Sir James Wilson Vincent Savile, OBE, KCSG, was born in Leeds on October 31, 1926, the youngest of seven.
The family lived in the same house for 60 years then he moved to Roundhay Park, Leeds where he died last year.
He was remarkably fit for his years; completing 216 marathons. He loved to tell people that running had turned him into a sex symbol.
That jokey persona was his most precious weapon. Everyone fell for the loveable rogue on the surface.
His very respectability was what made him so difficult to catch. And, believe me, most paedophiles are not caught.
The BBC top brass, like Director General, George Entwistle, is agonising about how they should have known what Savile was doing; that they should have stopped it. Maybe so but, often sexual abuse takes place in the home and not even the mother knows what is going on.

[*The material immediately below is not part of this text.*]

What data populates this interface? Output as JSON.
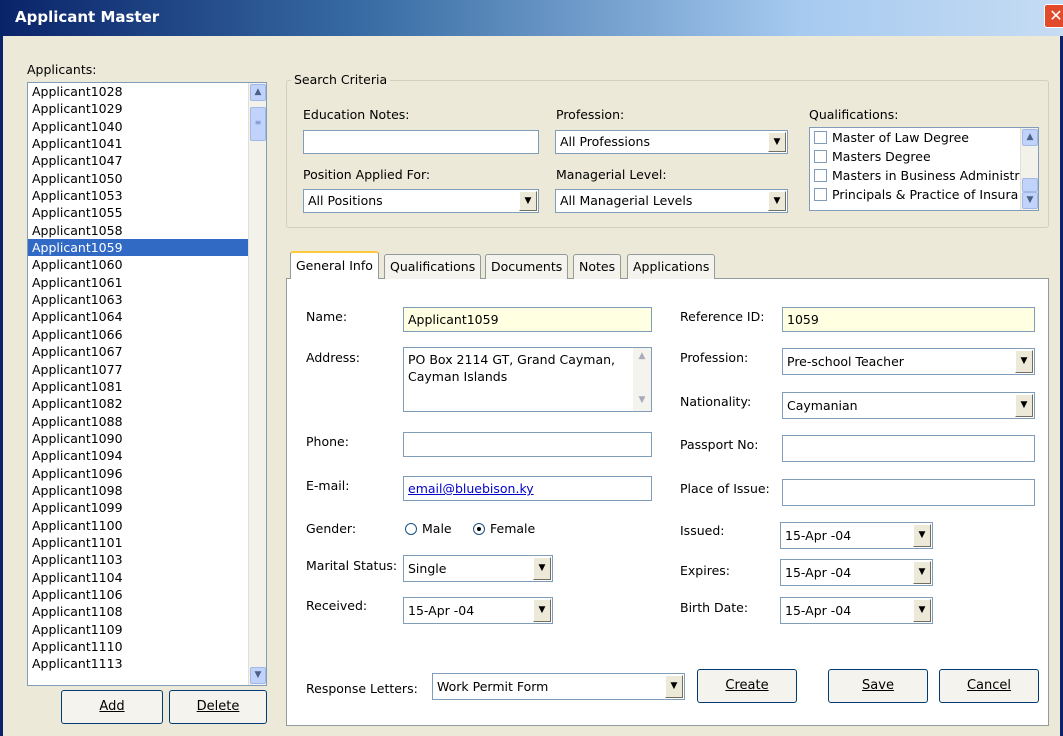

Most of us want to protect children from abuse. It is therefore about time we learned as a nation to tackle the problem effectively.
Treatment is what paedophiles need. And I mean harsh lessons learned through confrontation with victims, through being forced to see how much children suffer at the hands of perverts.
We also need to learn that paedophiles lie about what they have done. Telling lies is their area of expertise.
Unfortunately, child sexual abuse depends for its continued survival on denial. And child molesters will go to extraordinary lengths to hide the fact they have abused children.
What was clear from the Panorama programme is that many people had suspicions – some even saw Sir Jimmy in action with young girls.
It is unforgivable when an authority with the clout of the BBC fails to take action after children have claimed – as adults now in the documentary – that they were abused.
By failing to act, those producers/colleagues have, effectively, condoned the abuse.
So many of the women interviewed said they wanted to report Savile but knew they would not be believed as children – because they were in institutions, because they came from broken, abusive homes.
Imagine that for a moment.
Imagine the devastation of a child who has plucked up the courage to “tell” and nobody does anything to help them. The child is disbelieved.
Yet statistics show that children rarely lie about sexual abuse.
Child molesters, on the other hand, lie about it all the time.
Article focus: Jimmy Savile scandal